Data about app and page elements
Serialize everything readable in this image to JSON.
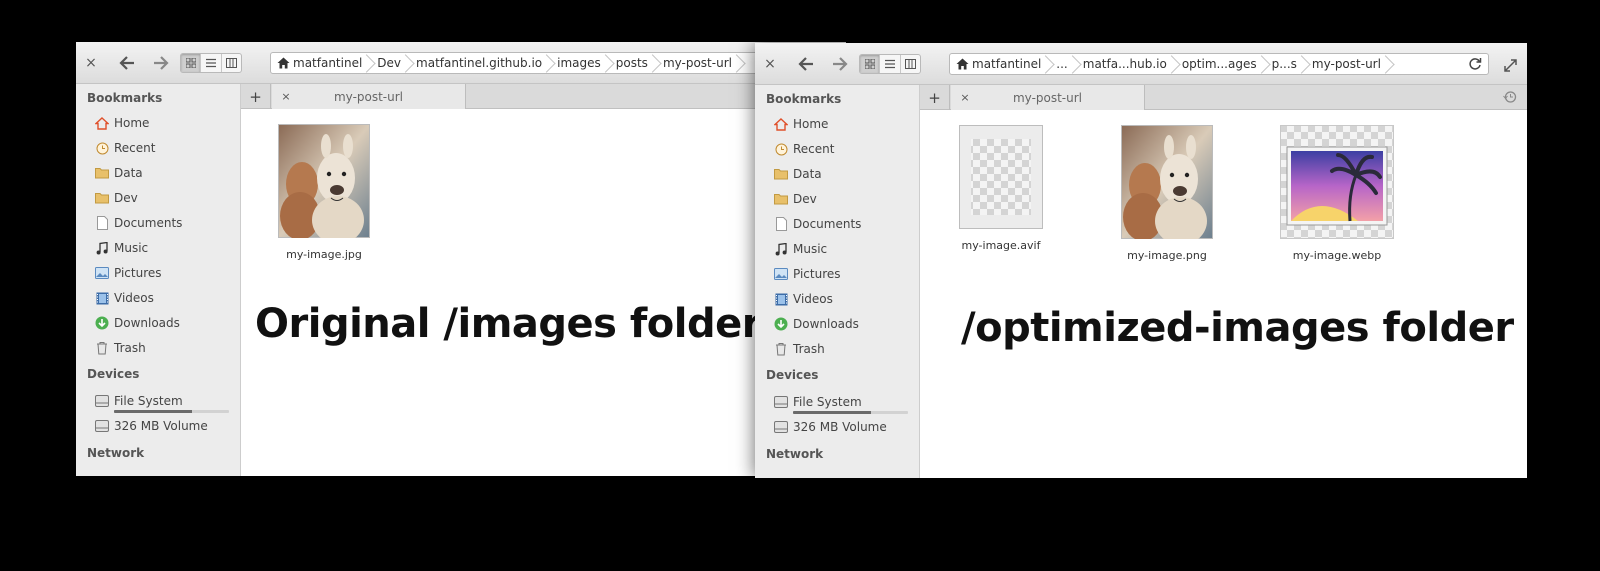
{
  "icons": {
    "close": "close-icon",
    "back": "back-arrow-icon",
    "forward": "forward-arrow-icon",
    "grid": "icon-view-icon",
    "list": "list-view-icon",
    "columns": "column-view-icon",
    "home": "home-icon",
    "reload": "reload-icon",
    "expand": "expand-icon",
    "history": "history-icon"
  },
  "colors": {
    "background": "#000000",
    "sidebar": "#ececec",
    "titlebar": "#e4e4e4",
    "downloads": "#4caf50",
    "home": "#e0502a",
    "folder": "#e8c06a"
  },
  "left_window": {
    "close_label": "×",
    "path": [
      "matfantinel",
      "Dev",
      "matfantinel.github.io",
      "images",
      "posts",
      "my-post-url"
    ],
    "sidebar": {
      "bookmarks_title": "Bookmarks",
      "bookmarks": [
        "Home",
        "Recent",
        "Data",
        "Dev",
        "Documents",
        "Music",
        "Pictures",
        "Videos",
        "Downloads",
        "Trash"
      ],
      "devices_title": "Devices",
      "devices": [
        "File System",
        "326 MB Volume"
      ],
      "network_title": "Network"
    },
    "tab": {
      "add_label": "+",
      "close_label": "×",
      "label": "my-post-url"
    },
    "files": [
      "my-image.jpg"
    ],
    "caption": "Original /images folder"
  },
  "right_window": {
    "close_label": "×",
    "path": [
      "matfantinel",
      "...",
      "matfa...hub.io",
      "optim...ages",
      "p...s",
      "my-post-url"
    ],
    "sidebar": {
      "bookmarks_title": "Bookmarks",
      "bookmarks": [
        "Home",
        "Recent",
        "Data",
        "Dev",
        "Documents",
        "Music",
        "Pictures",
        "Videos",
        "Downloads",
        "Trash"
      ],
      "devices_title": "Devices",
      "devices": [
        "File System",
        "326 MB Volume"
      ],
      "network_title": "Network"
    },
    "tab": {
      "add_label": "+",
      "close_label": "×",
      "label": "my-post-url"
    },
    "files": [
      "my-image.avif",
      "my-image.png",
      "my-image.webp"
    ],
    "caption": "/optimized-images folder"
  },
  "file_system_usage": 0.68
}
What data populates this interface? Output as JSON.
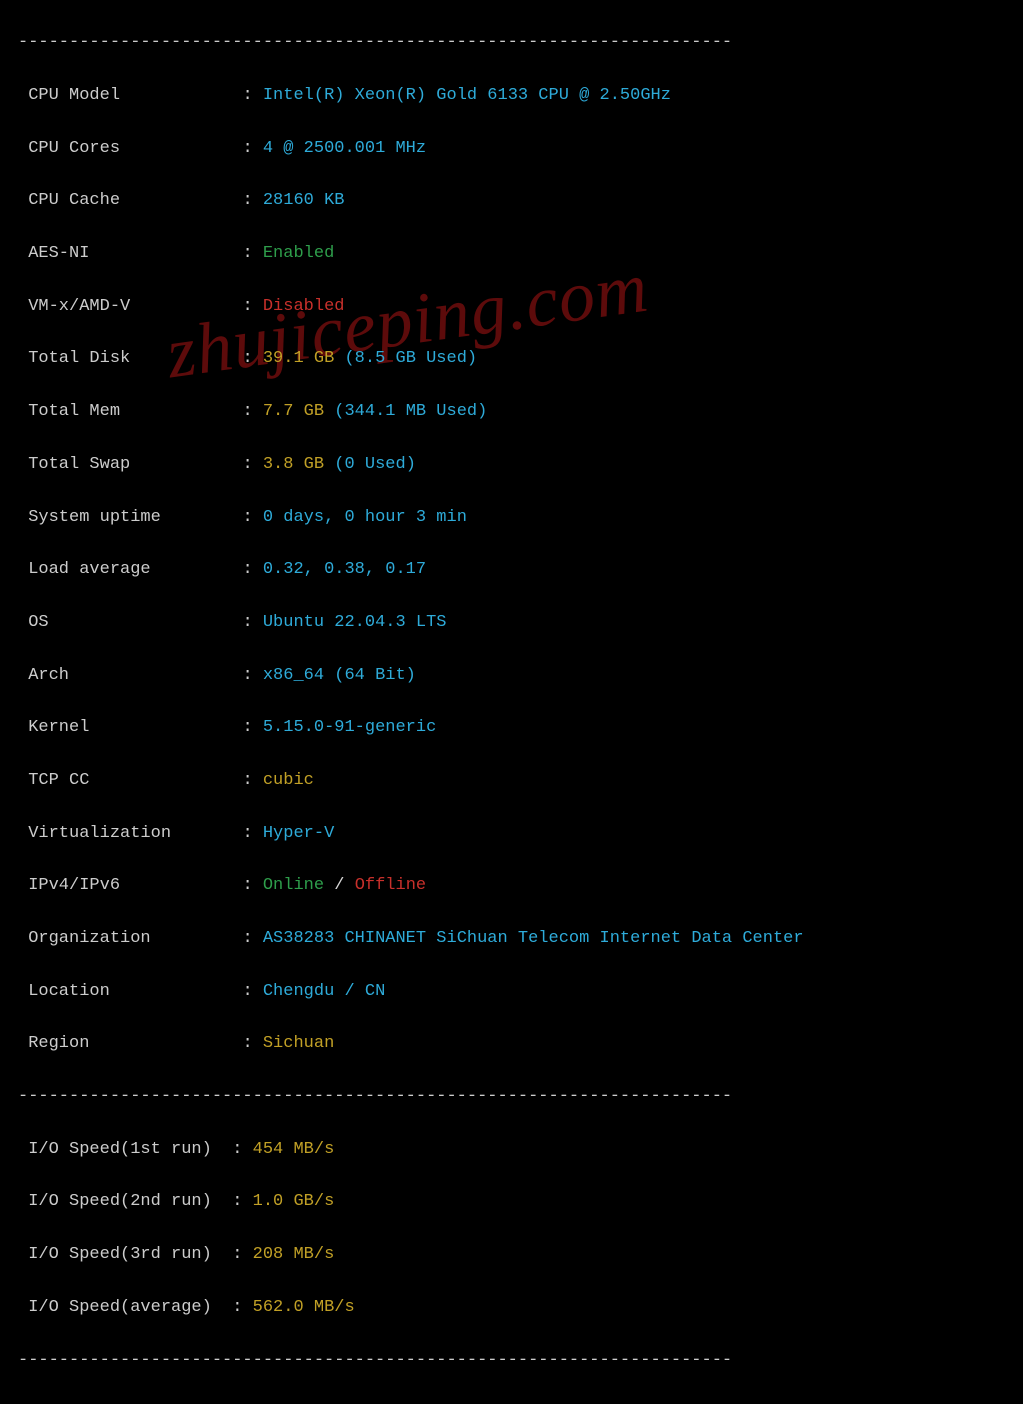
{
  "divider": "----------------------------------------------------------------------",
  "watermark": "zhujiceping.com",
  "labels": {
    "cpu_model": "CPU Model",
    "cpu_cores": "CPU Cores",
    "cpu_cache": "CPU Cache",
    "aes_ni": "AES-NI",
    "vmx": "VM-x/AMD-V",
    "total_disk": "Total Disk",
    "total_mem": "Total Mem",
    "total_swap": "Total Swap",
    "uptime": "System uptime",
    "load": "Load average",
    "os": "OS",
    "arch": "Arch",
    "kernel": "Kernel",
    "tcpcc": "TCP CC",
    "virt": "Virtualization",
    "ip": "IPv4/IPv6",
    "org": "Organization",
    "loc": "Location",
    "region": "Region",
    "io1": "I/O Speed(1st run)",
    "io2": "I/O Speed(2nd run)",
    "io3": "I/O Speed(3rd run)",
    "ioavg": "I/O Speed(average)"
  },
  "values": {
    "cpu_model": "Intel(R) Xeon(R) Gold 6133 CPU @ 2.50GHz",
    "cpu_cores": "4 @ 2500.001 MHz",
    "cpu_cache": "28160 KB",
    "aes_ni": "Enabled",
    "vmx": "Disabled",
    "disk_a": "39.1 GB",
    "disk_b": "(8.5 GB Used)",
    "mem_a": "7.7 GB",
    "mem_b": "(344.1 MB Used)",
    "swap_a": "3.8 GB",
    "swap_b": "(0 Used)",
    "uptime": "0 days, 0 hour 3 min",
    "load": "0.32, 0.38, 0.17",
    "os": "Ubuntu 22.04.3 LTS",
    "arch": "x86_64 (64 Bit)",
    "kernel": "5.15.0-91-generic",
    "tcpcc": "cubic",
    "virt": "Hyper-V",
    "ipv4": "Online",
    "ip_sep": " / ",
    "ipv6": "Offline",
    "org": "AS38283 CHINANET SiChuan Telecom Internet Data Center",
    "loc": "Chengdu / CN",
    "region": "Sichuan",
    "io1": "454 MB/s",
    "io2": "1.0 GB/s",
    "io3": "208 MB/s",
    "ioavg": "562.0 MB/s"
  }
}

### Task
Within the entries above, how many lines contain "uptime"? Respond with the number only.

### Solution to this problem
2